Thursday, May 26, 2016

Photo of Brad Pendley.Stratum 50 in western Ontario looked pretty similar to previous years. There were a few dry areas, but for the most part, the water and ducks were there. We finished up Stratum 50 in five straight days of flying. They were long, great days and it felt good to make so much progress in a short period of time. We finished up in time to head back across the line to Maine for a quick plane swap. Trusty old N708 was due for her 100 hour inspection. It was also a chance for us to bump into another crew that was finishing up. Three hours in the states and right back across. After a stop in New Brunswick and a welcome down day for weather, we saddled up and crossed the St. Lawrence Gulf. I love when we cross because you never know what you might see. This year I looked down just in time to see some whales breaching.

The goal was to start and finish Stratum 70 in a day and we got it done. This stratum contains one of my favorite lines, 70-01. The line parallels the coast and has quite a few ups and downs. It has many river crossings and a bunch of waterfalls. The entire length is a sight to behold. Black ducks started showing up immediately on the line, just as expected. We did notice the southern line in 70 was drier. We swung north to run 70-02 back to the west and it was much drier. Many of the bogs and wetlands were dry or much smaller than the previous two years.
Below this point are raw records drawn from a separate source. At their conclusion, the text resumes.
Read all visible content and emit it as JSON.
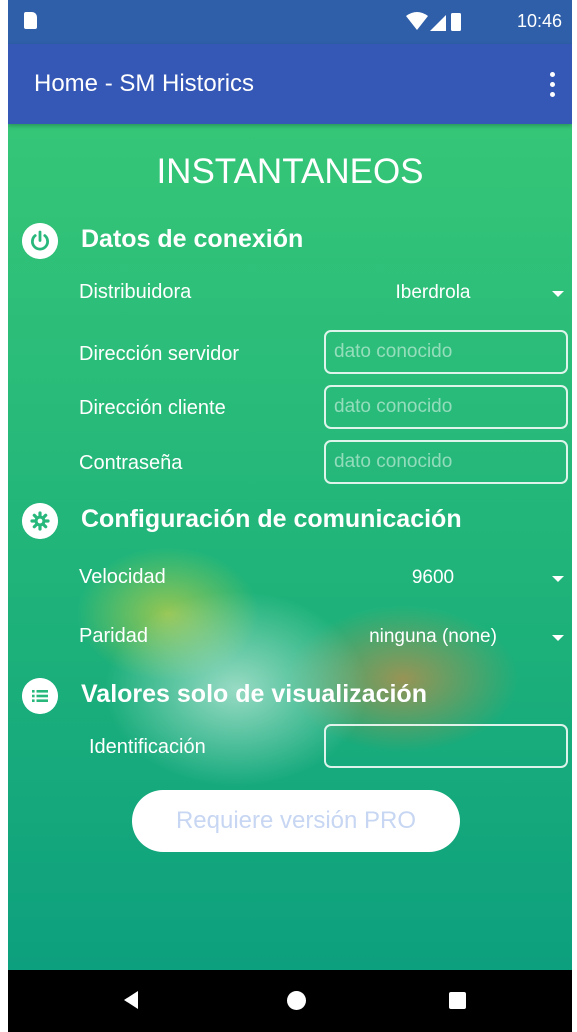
{
  "status_bar": {
    "time": "10:46"
  },
  "app_bar": {
    "title": "Home - SM Historics"
  },
  "main": {
    "heading": "INSTANTANEOS",
    "connection": {
      "title": "Datos de conexión",
      "distribuidora": {
        "label": "Distribuidora",
        "value": "Iberdrola"
      },
      "server_address": {
        "label": "Dirección servidor",
        "value": "",
        "placeholder": "dato conocido"
      },
      "client_address": {
        "label": "Dirección cliente",
        "value": "",
        "placeholder": "dato conocido"
      },
      "password": {
        "label": "Contraseña",
        "value": "",
        "placeholder": "dato conocido"
      }
    },
    "communication": {
      "title": "Configuración de comunicación",
      "speed": {
        "label": "Velocidad",
        "value": "9600"
      },
      "parity": {
        "label": "Paridad",
        "value": "ninguna (none)"
      }
    },
    "display_only": {
      "title": "Valores solo de visualización",
      "identification": {
        "label": "Identificación",
        "value": "",
        "placeholder": ""
      }
    },
    "pro_button_label": "Requiere versión PRO"
  },
  "icons": {
    "status": [
      "sd-card-icon",
      "wifi-icon",
      "signal-icon",
      "battery-icon"
    ],
    "sections": [
      "power-icon",
      "settings-icon",
      "list-icon"
    ],
    "nav": [
      "back-icon",
      "home-icon",
      "recents-icon"
    ]
  },
  "colors": {
    "status_bar": "#2e5fa8",
    "app_bar": "#3557b5",
    "background": "#2ab77a",
    "section_icon": "#29b87c",
    "pro_button_text": "#c7d6f2"
  }
}
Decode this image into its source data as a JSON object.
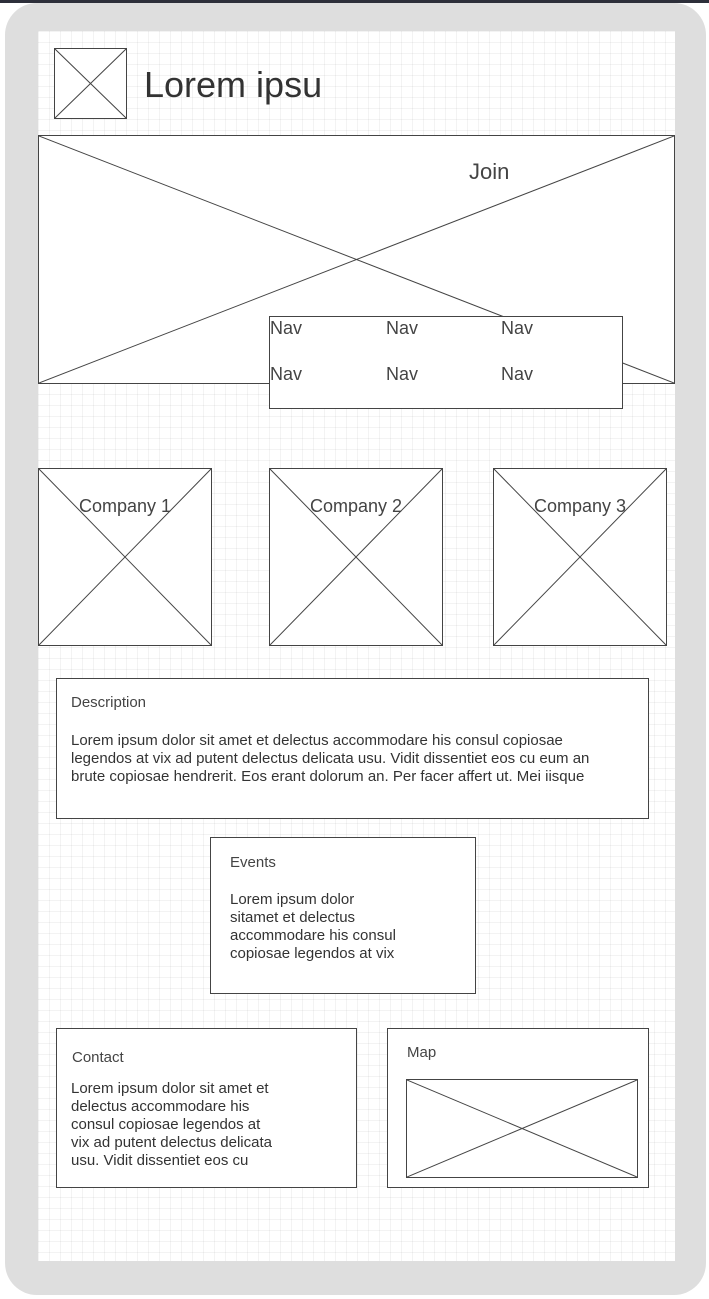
{
  "header": {
    "title": "Lorem ipsu"
  },
  "hero": {
    "join_label": "Join"
  },
  "nav": {
    "items": [
      "Nav",
      "Nav",
      "Nav",
      "Nav",
      "Nav",
      "Nav"
    ]
  },
  "companies": [
    "Company 1",
    "Company 2",
    "Company 3"
  ],
  "description": {
    "title": "Description",
    "lines": [
      "Lorem ipsum dolor sit amet et delectus accommodare his consul copiosae",
      "legendos at vix ad putent delectus delicata usu. Vidit dissentiet eos cu eum an",
      "brute copiosae hendrerit. Eos erant dolorum an. Per facer affert ut. Mei iisque"
    ]
  },
  "events": {
    "title": "Events",
    "lines": [
      "Lorem ipsum dolor",
      "sitamet et delectus",
      "accommodare his consul",
      "copiosae legendos at vix"
    ]
  },
  "contact": {
    "title": "Contact",
    "lines": [
      "Lorem ipsum dolor sit amet et",
      "delectus accommodare his",
      "consul copiosae legendos at",
      "vix ad putent delectus delicata",
      "usu. Vidit dissentiet eos cu"
    ]
  },
  "map": {
    "title": "Map"
  },
  "colors": {
    "stroke": "#444444",
    "frame": "#dedede",
    "top_bar": "#2d2f3a"
  }
}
We still saw ducks, but habitat for this particular line was not in great shape. We are hoping that Stratum 69 and the rest of Quebec is a little wetter.

N723, N708 and N769 in one spot. Photo Credit: Brad Penley, USFWS.

N723, N708 and N769 in one spot. Photo Credit: Brad Penley, USFWS.